20 Aug 2008

By The Record

By Glynnis Grainger
Pallottine priest for 45 years, Fr Michael McMahon, 69, died on July 5 after a short battle with cancer.

Pallotine Father Michael McMahon during a school Mass.

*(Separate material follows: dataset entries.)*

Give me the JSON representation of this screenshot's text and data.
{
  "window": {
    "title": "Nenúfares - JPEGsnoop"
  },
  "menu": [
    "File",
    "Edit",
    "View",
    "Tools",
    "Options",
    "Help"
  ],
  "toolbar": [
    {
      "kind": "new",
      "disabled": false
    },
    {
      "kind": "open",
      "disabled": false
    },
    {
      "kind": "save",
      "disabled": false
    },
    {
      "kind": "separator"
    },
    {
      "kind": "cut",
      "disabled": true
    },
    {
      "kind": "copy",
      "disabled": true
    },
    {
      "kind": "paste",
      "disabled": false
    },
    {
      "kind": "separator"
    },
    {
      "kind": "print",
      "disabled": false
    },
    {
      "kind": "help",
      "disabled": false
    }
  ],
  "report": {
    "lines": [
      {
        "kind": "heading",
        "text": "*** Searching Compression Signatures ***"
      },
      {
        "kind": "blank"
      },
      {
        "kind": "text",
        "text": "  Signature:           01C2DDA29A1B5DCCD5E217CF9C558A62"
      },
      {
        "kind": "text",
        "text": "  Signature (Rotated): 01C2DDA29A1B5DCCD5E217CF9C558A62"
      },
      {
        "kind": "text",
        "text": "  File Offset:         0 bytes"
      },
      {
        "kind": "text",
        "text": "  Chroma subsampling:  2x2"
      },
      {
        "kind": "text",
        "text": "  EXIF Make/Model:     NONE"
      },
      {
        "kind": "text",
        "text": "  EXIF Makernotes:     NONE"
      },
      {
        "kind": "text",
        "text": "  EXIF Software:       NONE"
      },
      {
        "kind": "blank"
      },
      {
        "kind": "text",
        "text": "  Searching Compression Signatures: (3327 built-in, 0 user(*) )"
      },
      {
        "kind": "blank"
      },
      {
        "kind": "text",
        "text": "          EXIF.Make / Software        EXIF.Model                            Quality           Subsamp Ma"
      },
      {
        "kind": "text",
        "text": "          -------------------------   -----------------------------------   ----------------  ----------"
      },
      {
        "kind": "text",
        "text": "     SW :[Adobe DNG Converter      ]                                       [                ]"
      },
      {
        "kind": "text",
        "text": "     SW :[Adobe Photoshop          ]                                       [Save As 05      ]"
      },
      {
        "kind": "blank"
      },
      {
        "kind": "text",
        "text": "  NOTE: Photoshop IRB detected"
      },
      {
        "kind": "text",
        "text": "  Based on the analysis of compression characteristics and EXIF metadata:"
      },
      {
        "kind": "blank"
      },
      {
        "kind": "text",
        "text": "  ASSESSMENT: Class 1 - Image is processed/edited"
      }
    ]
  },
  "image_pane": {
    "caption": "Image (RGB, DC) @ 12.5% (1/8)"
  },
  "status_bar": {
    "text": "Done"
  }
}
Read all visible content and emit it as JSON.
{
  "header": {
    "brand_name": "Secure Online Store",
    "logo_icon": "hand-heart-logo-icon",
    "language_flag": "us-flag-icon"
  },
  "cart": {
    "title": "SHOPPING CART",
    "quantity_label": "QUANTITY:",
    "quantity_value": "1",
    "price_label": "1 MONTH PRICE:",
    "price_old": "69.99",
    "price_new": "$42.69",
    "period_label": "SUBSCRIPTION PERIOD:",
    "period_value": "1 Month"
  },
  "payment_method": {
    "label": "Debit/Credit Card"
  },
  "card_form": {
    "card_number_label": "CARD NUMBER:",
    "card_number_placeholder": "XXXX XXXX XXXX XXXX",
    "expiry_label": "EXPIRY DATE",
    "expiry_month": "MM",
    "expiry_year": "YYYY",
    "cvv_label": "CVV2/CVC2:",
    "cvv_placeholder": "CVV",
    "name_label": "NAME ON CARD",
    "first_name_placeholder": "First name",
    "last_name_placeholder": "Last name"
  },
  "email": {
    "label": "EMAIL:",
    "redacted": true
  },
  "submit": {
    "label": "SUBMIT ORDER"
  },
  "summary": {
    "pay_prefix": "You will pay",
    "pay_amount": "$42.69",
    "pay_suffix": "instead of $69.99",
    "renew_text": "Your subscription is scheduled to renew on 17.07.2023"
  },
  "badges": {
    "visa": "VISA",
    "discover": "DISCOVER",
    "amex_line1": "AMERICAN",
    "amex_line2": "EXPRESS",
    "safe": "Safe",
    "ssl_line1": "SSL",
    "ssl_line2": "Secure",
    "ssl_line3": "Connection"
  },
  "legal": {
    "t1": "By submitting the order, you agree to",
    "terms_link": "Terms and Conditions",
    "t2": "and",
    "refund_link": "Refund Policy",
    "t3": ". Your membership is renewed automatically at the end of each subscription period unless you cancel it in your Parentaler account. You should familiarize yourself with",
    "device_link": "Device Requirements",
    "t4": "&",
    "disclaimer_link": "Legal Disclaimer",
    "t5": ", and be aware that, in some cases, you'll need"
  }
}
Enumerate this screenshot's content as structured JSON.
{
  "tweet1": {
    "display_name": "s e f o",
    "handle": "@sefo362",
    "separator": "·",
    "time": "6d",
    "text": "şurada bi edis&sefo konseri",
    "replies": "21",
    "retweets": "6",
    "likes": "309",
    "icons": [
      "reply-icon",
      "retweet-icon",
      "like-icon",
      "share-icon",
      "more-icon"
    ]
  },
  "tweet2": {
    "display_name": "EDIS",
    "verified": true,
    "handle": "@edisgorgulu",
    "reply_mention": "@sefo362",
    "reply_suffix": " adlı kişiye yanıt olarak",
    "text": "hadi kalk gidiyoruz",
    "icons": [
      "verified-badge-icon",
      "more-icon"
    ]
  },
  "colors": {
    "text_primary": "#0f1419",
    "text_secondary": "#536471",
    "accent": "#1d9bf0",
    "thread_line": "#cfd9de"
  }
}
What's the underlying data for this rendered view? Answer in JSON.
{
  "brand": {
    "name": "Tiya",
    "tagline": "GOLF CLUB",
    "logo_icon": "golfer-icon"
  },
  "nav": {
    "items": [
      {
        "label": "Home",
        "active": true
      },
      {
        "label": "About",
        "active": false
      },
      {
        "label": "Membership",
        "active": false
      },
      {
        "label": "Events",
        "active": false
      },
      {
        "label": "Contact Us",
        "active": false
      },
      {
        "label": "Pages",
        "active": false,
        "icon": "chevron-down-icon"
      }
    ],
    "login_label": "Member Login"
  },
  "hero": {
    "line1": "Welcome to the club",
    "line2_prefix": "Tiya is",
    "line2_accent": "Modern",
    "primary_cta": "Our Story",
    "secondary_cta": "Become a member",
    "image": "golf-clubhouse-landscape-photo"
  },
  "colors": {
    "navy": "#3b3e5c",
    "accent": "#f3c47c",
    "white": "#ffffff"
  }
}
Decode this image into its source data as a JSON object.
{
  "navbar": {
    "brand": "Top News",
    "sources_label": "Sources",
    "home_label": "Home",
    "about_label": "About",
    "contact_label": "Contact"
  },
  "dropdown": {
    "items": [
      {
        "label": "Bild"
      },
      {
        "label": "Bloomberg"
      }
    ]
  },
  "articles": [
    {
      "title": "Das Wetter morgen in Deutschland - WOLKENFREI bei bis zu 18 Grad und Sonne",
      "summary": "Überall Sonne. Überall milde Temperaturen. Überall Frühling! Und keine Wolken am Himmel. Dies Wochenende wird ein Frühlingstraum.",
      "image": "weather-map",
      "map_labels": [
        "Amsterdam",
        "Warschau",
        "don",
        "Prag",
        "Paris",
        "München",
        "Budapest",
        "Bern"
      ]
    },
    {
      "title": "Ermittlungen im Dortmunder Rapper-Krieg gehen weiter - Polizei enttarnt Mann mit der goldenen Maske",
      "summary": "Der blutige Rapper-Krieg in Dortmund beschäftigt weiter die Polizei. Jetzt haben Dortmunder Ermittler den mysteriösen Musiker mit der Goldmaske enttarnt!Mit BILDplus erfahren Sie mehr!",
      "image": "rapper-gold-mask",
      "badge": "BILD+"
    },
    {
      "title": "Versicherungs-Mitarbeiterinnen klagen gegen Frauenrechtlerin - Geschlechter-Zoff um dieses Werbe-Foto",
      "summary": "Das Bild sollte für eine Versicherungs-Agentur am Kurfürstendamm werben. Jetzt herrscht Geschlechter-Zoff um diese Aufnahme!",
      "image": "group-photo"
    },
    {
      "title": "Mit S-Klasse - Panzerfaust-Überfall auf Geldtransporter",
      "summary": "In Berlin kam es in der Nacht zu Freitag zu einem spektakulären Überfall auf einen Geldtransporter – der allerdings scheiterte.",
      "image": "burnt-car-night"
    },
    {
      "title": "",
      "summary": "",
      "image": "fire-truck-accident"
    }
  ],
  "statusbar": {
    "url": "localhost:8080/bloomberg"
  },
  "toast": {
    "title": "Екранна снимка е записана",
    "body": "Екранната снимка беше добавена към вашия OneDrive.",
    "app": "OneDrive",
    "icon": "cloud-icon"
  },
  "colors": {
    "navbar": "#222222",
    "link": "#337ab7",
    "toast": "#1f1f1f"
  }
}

His funeral at Trinity College chapel on July 10 was attended by 1400 people at the school where he had been a much-loved chaplain for six years.
As a measure of the impact he had on the students at Trinity College, Trinity’s website’s Book of Condolences had more than 200 entries.
Many people touched by his life also put death notices in The West Australian in the days following his passing.
In his eulogy, Laurie McMahon said Fr McMahon was born in Footscray, Victoria, on 27 January, 1939, the youngest of eight children.
Six months later, the family moved to the bayside suburb of Hampton.
Aged two and barely mobile, he undertook his first crusade, when he crossed onto the nearby railway line and waved a stick at the oncoming train, like Don Quixote and the windmill.  That he lived is testimony to the fact that the train stopped.
His primary education was provided by the Presentation Sisters of St Mary’s, Hampton, and his secondary education by the Christian Brothers at CBC, St Kilda.
He owed his educational opportunities to the selfless work of the Nuns and Brothers.
Michael’s secondary education was identified by his cap, his homework and the School Cadet Corps.
Each morning Michael’s cap would go missing and there would be frantic efforts to locate it.  Michael was unperturbed but his mother, frantic.
Homework for Michael was an optional extra but he still ended up a missionary priest.
Membership of the School Cadet Corps at CBC was compulsory but Michael refused to pick up a rifle when rifle-shooting practice began.
The young ethical non-conformist had emerged.  He said he had no intention of killing anybody, rifle practice was pointless to him, so he was excused.
His youthful enthusiasm was further evidenced in his neighbourhood where an elderly lady was dying of cancer.
The compassionate schoolboy Michael visited each day to see what errands she required.
His youthful idealism and the charismatic appeal of the late Fr Wally Silvester, led Michael to devote his life to the Church.
After training with the Pallottines in Sydney, he was ordained on 20 March, 1963.
A time as curate to Fr Tim O’Sullivan at Bentleigh parish, near his Hampton home, was followed by highs and lows in his life with his appointment as a missionary to Broome.
It began his love affair with the indigenous people and place of the Kimberley.
After 25 years of ministry, Fr Michael left Broome in January, 1992, where he influenced so many lives, including the establishment of the Mungarri Co-Operative, to provide reasonably-priced food to low income families.
More than half his adult life had been spent in the Kimberley and he felt a sense of rejection when he left the region, where he had been a wonderfully compassionate and supporting priest.
He worked with juvenile offenders for Juvenile Custodial Services at Banksia Hill, Rangeview and Perth Children’s Court for 16 years..
He was chaplain at Clontarf Aboriginal College, was a mentor to Catholic Agricultural College, Bindoon, was a friend of the Good Shepherd Sisters and became chaplain at Trinity.  He was also a friend of the Sisters and staff of St John of God Hospital, Subiaco, who nursed him before his passing.
His life resumed its sense of worthwhile purpose and he delighted in the achievements of his charges at all venues.
When based in Broome, he took leave one July, ignoring the wonderful winter climate of Broome, to head to the bitter winter weather of Melbourne.
He went to see the Western Bulldogs (formerly Footscray) play.  He always had his priorities right.
It is a pity that 54 years after the Bulldogs were premiers in 1954, the year his great-grandfather Michael McMahon died, and with his Doggies doing so well this year, he had to leave at half-time.